## BRIEF
Given the records below, pull every line with the word "group" into the answer.

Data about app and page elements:
+ + + + + + +

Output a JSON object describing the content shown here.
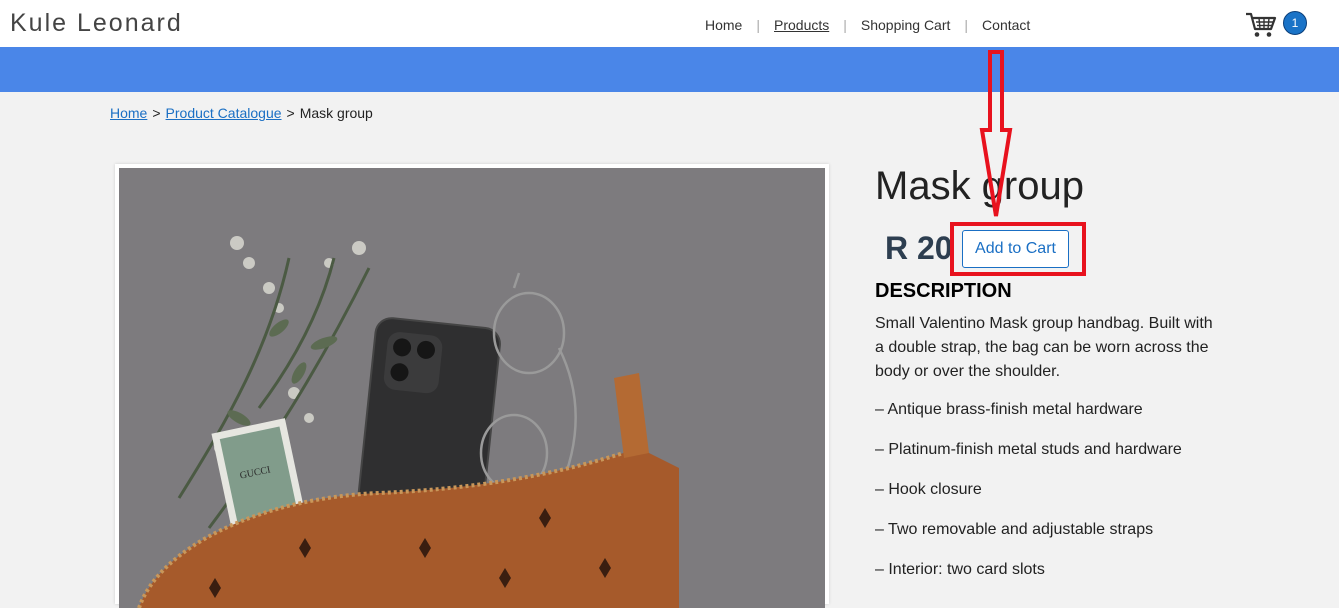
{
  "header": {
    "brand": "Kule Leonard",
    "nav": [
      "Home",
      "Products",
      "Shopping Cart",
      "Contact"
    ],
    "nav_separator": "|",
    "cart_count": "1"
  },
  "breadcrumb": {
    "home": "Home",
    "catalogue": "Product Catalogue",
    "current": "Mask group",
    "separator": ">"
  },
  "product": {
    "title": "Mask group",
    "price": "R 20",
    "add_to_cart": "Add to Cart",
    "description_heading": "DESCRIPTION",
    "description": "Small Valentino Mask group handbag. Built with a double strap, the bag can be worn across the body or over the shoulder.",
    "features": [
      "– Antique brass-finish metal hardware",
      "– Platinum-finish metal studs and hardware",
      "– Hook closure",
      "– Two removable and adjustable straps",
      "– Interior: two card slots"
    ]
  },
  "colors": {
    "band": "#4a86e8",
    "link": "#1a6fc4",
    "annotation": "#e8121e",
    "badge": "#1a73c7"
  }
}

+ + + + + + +

## TASK RESULT
    "current": "Mask group",
    "title": "Mask group",
    "description": "Small Valentino Mask group handbag. Built with a double strap, the bag can be worn across the body or over the shoulder.",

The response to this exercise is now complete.